MAHOMET-SEYMOUR, Ill. (WCIA) — Members of the Mahomet-Seymour Education Association have turned down an offer from the district but say they’re still open to negotiating.
Union leaders say they started meeting with district leaders in the spring. Their current contract expired on June 30.
You can read the union’s statement below:
Members of the Mahomet-Seymour Education Association voted tonight in a straw-poll ballot on the last best final offer from the School Board District. With 88% of membership in attendance, more than 82% of MSEA members voted against accepting the offer.
Since April, the MSEA has met to negotiate with the district over 20 times, meeting for several hours at a time. We have successfully come to an agreement on many issues but remain apart on critical ones including adequate elementary level plan time, class size, administrator presence in the school buildings during the school day and adequate raises.
‘The fact is Mahomet-Seymour educators are facing increasing work loads every year as the district’s student population grows. Our working conditions and compensation have to keep pace,’ said Cameron Zindars, MSEA spokesperson and Mahomet-Seymour High School Social Studies teacher. ‘Other districts around the area have successfully come to agreements this year on issues like these. We’re just looking for our district to do the same.’
Rachel Roberts, kindergarten teacher and bargaining team member added, ‘The growth in our student population makes adequate plan time for teachers more important than ever. We love our students and want to bring our best to meet their needs.’
The MSEA remains open to negotiate with the district at any time to bring this bargain to a successful resolution.Mahomet-Seymour Education Association
Union leaders tell WCIA they’ve reached agreements on leave policies, internal substitution policies, out-of-district experience credit, IEP writing days, compensation for dual credit, sit-time rate for bus drivers, overtime calculation policies, length of contract day and more. They say they’ve met with a federal mediator many times.

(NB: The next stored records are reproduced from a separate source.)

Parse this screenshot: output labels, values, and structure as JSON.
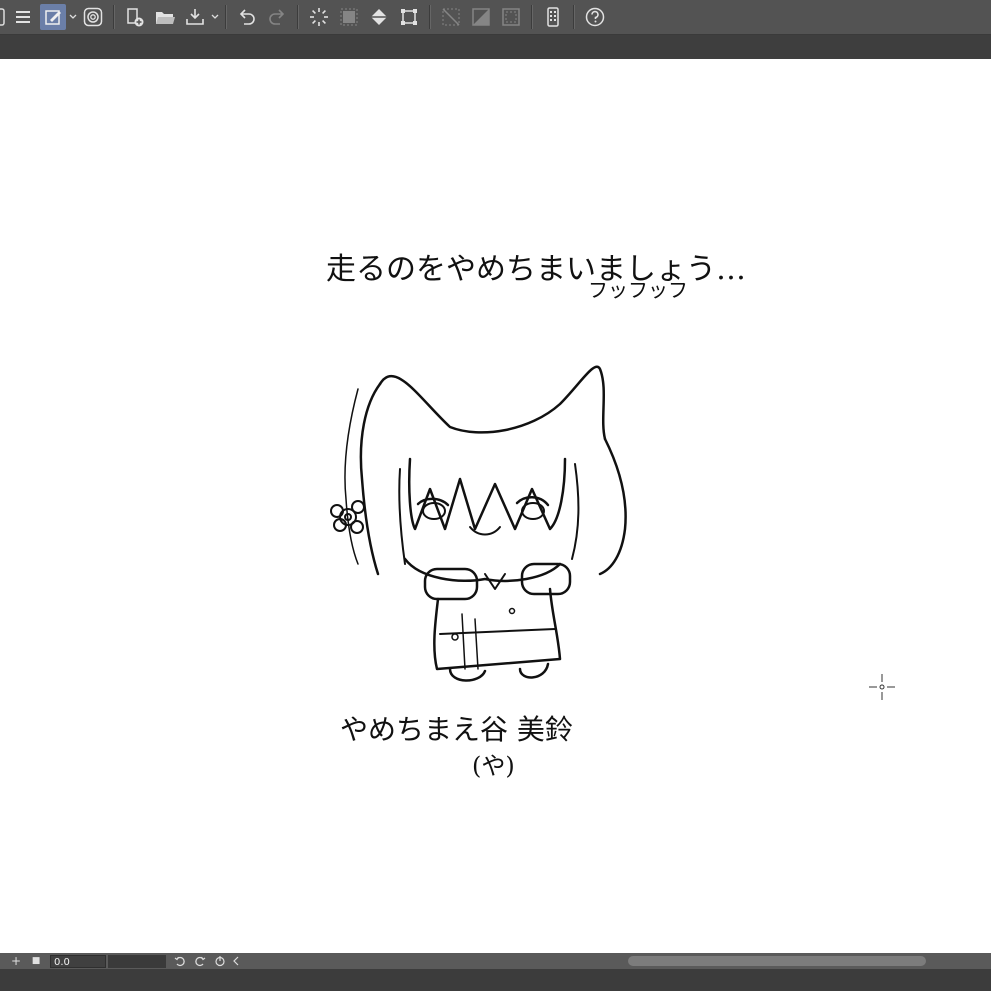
{
  "toolbar": {
    "icons": [
      "panel-icon",
      "menu-icon",
      "edit-mode-icon",
      "chevron-down-icon",
      "clip-studio-icon",
      "new-file-icon",
      "open-folder-icon",
      "save-icon",
      "chevron-down-icon",
      "undo-icon",
      "redo-icon",
      "clear-icon",
      "clear-selection-icon",
      "fill-icon",
      "transform-icon",
      "hide-selection-icon",
      "crop-icon",
      "selection-border-icon",
      "smartphone-icon",
      "help-icon"
    ]
  },
  "canvas": {
    "heading_line1": "走るのをやめちまいましょう…",
    "heading_line2": "フッフッフ",
    "name_line1": "やめちまえ谷 美鈴",
    "name_line2": "(や)"
  },
  "statusbar": {
    "add_label": "+",
    "stop_label": "■",
    "zoom_value": "0.0",
    "zoom_fill": 0.0
  },
  "colors": {
    "toolbar_bg": "#535353",
    "subbar_bg": "#3e3e3e",
    "active_tool": "#6b7fa8",
    "canvas_bg": "#ffffff"
  }
}
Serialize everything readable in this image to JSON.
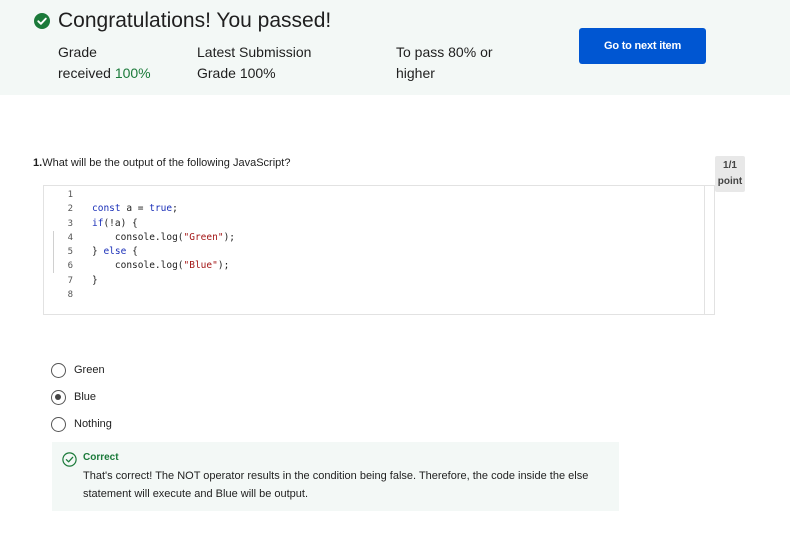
{
  "banner": {
    "title": "Congratulations! You passed!",
    "grade_label_1": "Grade",
    "grade_label_2": "received",
    "grade_value": "100%",
    "latest_label": "Latest Submission",
    "latest_grade_label": "Grade",
    "latest_value": "100%",
    "to_pass_label": "To pass",
    "to_pass_value": "80%",
    "to_pass_suffix_1": "or",
    "to_pass_suffix_2": "higher",
    "next_button": "Go to next item",
    "accent_color": "#1b7a3a",
    "button_color": "#0056d2"
  },
  "question": {
    "number": "1.",
    "text": "What will be the output of the following JavaScript?",
    "points_line_1": "1/1",
    "points_line_2": "point"
  },
  "code": {
    "line_numbers": [
      "1",
      "2",
      "3",
      "4",
      "5",
      "6",
      "7",
      "8"
    ],
    "lines": {
      "l2_kw": "const",
      "l2_rest": " a = ",
      "l2_val": "true",
      "l2_end": ";",
      "l3_kw": "if",
      "l3_rest": "(!a) {",
      "l4_pre": "    console.log(",
      "l4_str": "\"Green\"",
      "l4_end": ");",
      "l5_pre": "} ",
      "l5_kw": "else",
      "l5_end": " {",
      "l6_pre": "    console.log(",
      "l6_str": "\"Blue\"",
      "l6_end": ");",
      "l7": "}"
    }
  },
  "options": [
    {
      "label": "Green",
      "selected": false
    },
    {
      "label": "Blue",
      "selected": true
    },
    {
      "label": "Nothing",
      "selected": false
    }
  ],
  "feedback": {
    "title": "Correct",
    "text": "That's correct! The NOT operator results in the condition being false. Therefore, the code inside the else statement will execute and Blue will be output."
  },
  "icons": {
    "banner": "check-circle-filled-icon",
    "feedback": "check-circle-outline-icon"
  }
}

WCIA has also reached out to the superintendent and board members for comment.